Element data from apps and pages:
------------------------------------------------------------

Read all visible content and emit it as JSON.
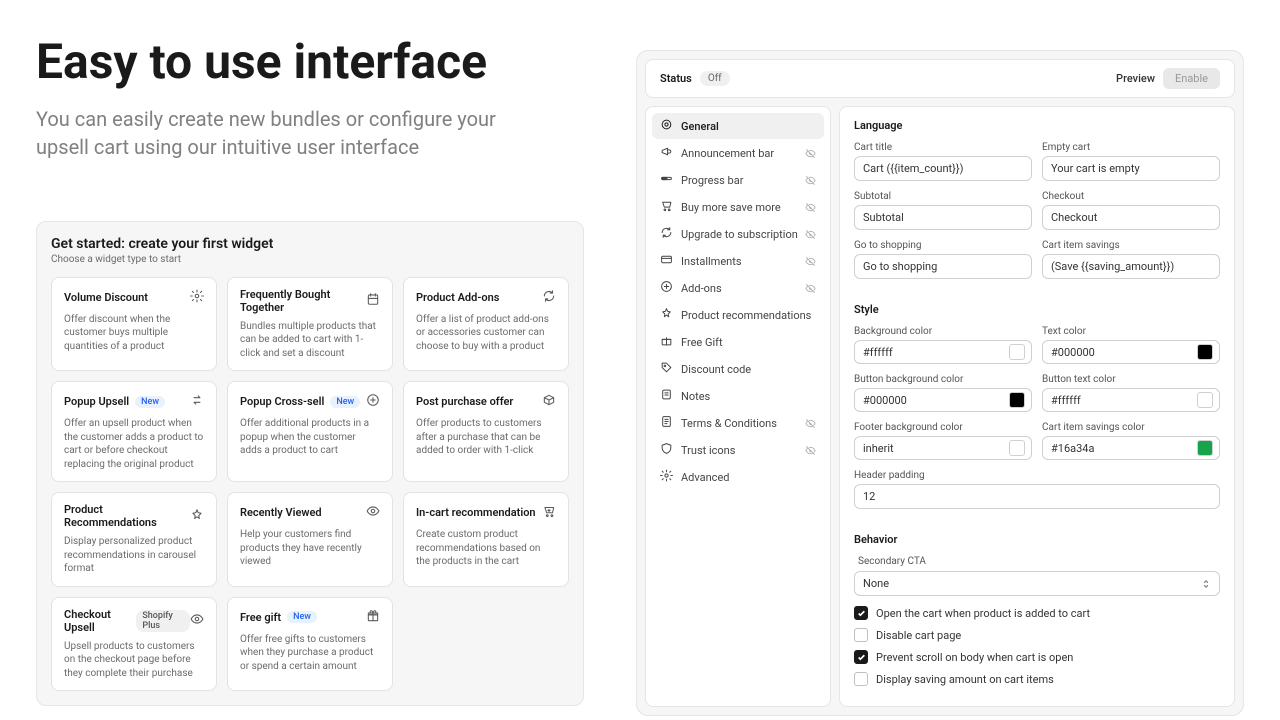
{
  "hero": {
    "title": "Easy to use interface",
    "subtitle": "You can easily create new bundles or configure your upsell cart using our intuitive user interface"
  },
  "getStarted": {
    "title": "Get started: create your first widget",
    "subtitle": "Choose a widget type to start"
  },
  "widgets": [
    {
      "title": "Volume Discount",
      "desc": "Offer discount when the customer buys multiple quantities of a product",
      "icon": "gear"
    },
    {
      "title": "Frequently Bought Together",
      "desc": "Bundles multiple products that can be added to cart with 1-click and set a discount",
      "icon": "calendar"
    },
    {
      "title": "Product Add-ons",
      "desc": "Offer a list of product add-ons or accessories customer can choose to buy with a product",
      "icon": "refresh"
    },
    {
      "title": "Popup Upsell",
      "badge": "New",
      "desc": "Offer an upsell product when the customer adds a product to cart or before checkout replacing the original product",
      "icon": "swap"
    },
    {
      "title": "Popup Cross-sell",
      "badge": "New",
      "desc": "Offer additional products in a popup when the customer adds a product to cart",
      "icon": "plus-circle"
    },
    {
      "title": "Post purchase offer",
      "desc": "Offer products to customers after a purchase that can be added to order with 1-click",
      "icon": "box"
    },
    {
      "title": "Product Recommendations",
      "desc": "Display personalized product recommendations in carousel format",
      "icon": "star-cross"
    },
    {
      "title": "Recently Viewed",
      "desc": "Help your customers find products they have recently viewed",
      "icon": "eye"
    },
    {
      "title": "In-cart recommendation",
      "desc": "Create custom product recommendations based on the products in the cart",
      "icon": "cart-plus"
    },
    {
      "title": "Checkout Upsell",
      "badge": "Shopify Plus",
      "badgeType": "plus",
      "desc": "Upsell products to customers on the checkout page before they complete their purchase",
      "icon": "eye"
    },
    {
      "title": "Free gift",
      "badge": "New",
      "desc": "Offer free gifts to customers when they purchase a product or spend a certain amount",
      "icon": "gift"
    }
  ],
  "status": {
    "label": "Status",
    "value": "Off",
    "preview": "Preview",
    "enable": "Enable"
  },
  "sidebar": [
    {
      "label": "General",
      "icon": "target",
      "active": true
    },
    {
      "label": "Announcement bar",
      "icon": "megaphone",
      "hidden": true
    },
    {
      "label": "Progress bar",
      "icon": "progress",
      "hidden": true
    },
    {
      "label": "Buy more save more",
      "icon": "cart",
      "hidden": true
    },
    {
      "label": "Upgrade to subscription",
      "icon": "refresh",
      "hidden": true
    },
    {
      "label": "Installments",
      "icon": "card",
      "hidden": true
    },
    {
      "label": "Add-ons",
      "icon": "plus",
      "hidden": true
    },
    {
      "label": "Product recommendations",
      "icon": "star"
    },
    {
      "label": "Free Gift",
      "icon": "gift"
    },
    {
      "label": "Discount code",
      "icon": "tag"
    },
    {
      "label": "Notes",
      "icon": "note"
    },
    {
      "label": "Terms & Conditions",
      "icon": "doc",
      "hidden": true
    },
    {
      "label": "Trust icons",
      "icon": "shield",
      "hidden": true
    },
    {
      "label": "Advanced",
      "icon": "gear"
    }
  ],
  "language": {
    "heading": "Language",
    "cartTitle": {
      "label": "Cart title",
      "value": "Cart ({{item_count}})"
    },
    "emptyCart": {
      "label": "Empty cart",
      "value": "Your cart is empty"
    },
    "subtotal": {
      "label": "Subtotal",
      "value": "Subtotal"
    },
    "checkout": {
      "label": "Checkout",
      "value": "Checkout"
    },
    "goShopping": {
      "label": "Go to shopping",
      "value": "Go to shopping"
    },
    "savings": {
      "label": "Cart item savings",
      "value": "(Save {{saving_amount}})"
    }
  },
  "style": {
    "heading": "Style",
    "bgColor": {
      "label": "Background color",
      "value": "#ffffff"
    },
    "textColor": {
      "label": "Text color",
      "value": "#000000"
    },
    "btnBg": {
      "label": "Button background color",
      "value": "#000000"
    },
    "btnText": {
      "label": "Button text color",
      "value": "#ffffff"
    },
    "footerBg": {
      "label": "Footer background color",
      "value": "inherit"
    },
    "savingsColor": {
      "label": "Cart item savings color",
      "value": "#16a34a"
    },
    "headerPadding": {
      "label": "Header padding",
      "value": "12"
    }
  },
  "behavior": {
    "heading": "Behavior",
    "secondaryCta": {
      "label": "Secondary CTA",
      "value": "None"
    },
    "openOnAdd": {
      "label": "Open the cart when product is added to cart",
      "checked": true
    },
    "disablePage": {
      "label": "Disable cart page",
      "checked": false
    },
    "preventScroll": {
      "label": "Prevent scroll on body when cart is open",
      "checked": true
    },
    "displaySaving": {
      "label": "Display saving amount on cart items",
      "checked": false
    }
  }
}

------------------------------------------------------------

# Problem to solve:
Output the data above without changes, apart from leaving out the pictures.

# Exercise solution:
Read all visible content and emit it as JSON.
{
  "hero": {
    "title": "Easy to use interface",
    "subtitle": "You can easily create new bundles or configure your upsell cart using our intuitive user interface"
  },
  "getStarted": {
    "title": "Get started: create your first widget",
    "subtitle": "Choose a widget type to start"
  },
  "widgets": [
    {
      "title": "Volume Discount",
      "desc": "Offer discount when the customer buys multiple quantities of a product",
      "icon": "gear"
    },
    {
      "title": "Frequently Bought Together",
      "desc": "Bundles multiple products that can be added to cart with 1-click and set a discount",
      "icon": "calendar"
    },
    {
      "title": "Product Add-ons",
      "desc": "Offer a list of product add-ons or accessories customer can choose to buy with a product",
      "icon": "refresh"
    },
    {
      "title": "Popup Upsell",
      "badge": "New",
      "desc": "Offer an upsell product when the customer adds a product to cart or before checkout replacing the original product",
      "icon": "swap"
    },
    {
      "title": "Popup Cross-sell",
      "badge": "New",
      "desc": "Offer additional products in a popup when the customer adds a product to cart",
      "icon": "plus-circle"
    },
    {
      "title": "Post purchase offer",
      "desc": "Offer products to customers after a purchase that can be added to order with 1-click",
      "icon": "box"
    },
    {
      "title": "Product Recommendations",
      "desc": "Display personalized product recommendations in carousel format",
      "icon": "star-cross"
    },
    {
      "title": "Recently Viewed",
      "desc": "Help your customers find products they have recently viewed",
      "icon": "eye"
    },
    {
      "title": "In-cart recommendation",
      "desc": "Create custom product recommendations based on the products in the cart",
      "icon": "cart-plus"
    },
    {
      "title": "Checkout Upsell",
      "badge": "Shopify Plus",
      "badgeType": "plus",
      "desc": "Upsell products to customers on the checkout page before they complete their purchase",
      "icon": "eye"
    },
    {
      "title": "Free gift",
      "badge": "New",
      "desc": "Offer free gifts to customers when they purchase a product or spend a certain amount",
      "icon": "gift"
    }
  ],
  "status": {
    "label": "Status",
    "value": "Off",
    "preview": "Preview",
    "enable": "Enable"
  },
  "sidebar": [
    {
      "label": "General",
      "icon": "target",
      "active": true
    },
    {
      "label": "Announcement bar",
      "icon": "megaphone",
      "hidden": true
    },
    {
      "label": "Progress bar",
      "icon": "progress",
      "hidden": true
    },
    {
      "label": "Buy more save more",
      "icon": "cart",
      "hidden": true
    },
    {
      "label": "Upgrade to subscription",
      "icon": "refresh",
      "hidden": true
    },
    {
      "label": "Installments",
      "icon": "card",
      "hidden": true
    },
    {
      "label": "Add-ons",
      "icon": "plus",
      "hidden": true
    },
    {
      "label": "Product recommendations",
      "icon": "star"
    },
    {
      "label": "Free Gift",
      "icon": "gift"
    },
    {
      "label": "Discount code",
      "icon": "tag"
    },
    {
      "label": "Notes",
      "icon": "note"
    },
    {
      "label": "Terms & Conditions",
      "icon": "doc",
      "hidden": true
    },
    {
      "label": "Trust icons",
      "icon": "shield",
      "hidden": true
    },
    {
      "label": "Advanced",
      "icon": "gear"
    }
  ],
  "language": {
    "heading": "Language",
    "cartTitle": {
      "label": "Cart title",
      "value": "Cart ({{item_count}})"
    },
    "emptyCart": {
      "label": "Empty cart",
      "value": "Your cart is empty"
    },
    "subtotal": {
      "label": "Subtotal",
      "value": "Subtotal"
    },
    "checkout": {
      "label": "Checkout",
      "value": "Checkout"
    },
    "goShopping": {
      "label": "Go to shopping",
      "value": "Go to shopping"
    },
    "savings": {
      "label": "Cart item savings",
      "value": "(Save {{saving_amount}})"
    }
  },
  "style": {
    "heading": "Style",
    "bgColor": {
      "label": "Background color",
      "value": "#ffffff"
    },
    "textColor": {
      "label": "Text color",
      "value": "#000000"
    },
    "btnBg": {
      "label": "Button background color",
      "value": "#000000"
    },
    "btnText": {
      "label": "Button text color",
      "value": "#ffffff"
    },
    "footerBg": {
      "label": "Footer background color",
      "value": "inherit"
    },
    "savingsColor": {
      "label": "Cart item savings color",
      "value": "#16a34a"
    },
    "headerPadding": {
      "label": "Header padding",
      "value": "12"
    }
  },
  "behavior": {
    "heading": "Behavior",
    "secondaryCta": {
      "label": "Secondary CTA",
      "value": "None"
    },
    "openOnAdd": {
      "label": "Open the cart when product is added to cart",
      "checked": true
    },
    "disablePage": {
      "label": "Disable cart page",
      "checked": false
    },
    "preventScroll": {
      "label": "Prevent scroll on body when cart is open",
      "checked": true
    },
    "displaySaving": {
      "label": "Display saving amount on cart items",
      "checked": false
    }
  }
}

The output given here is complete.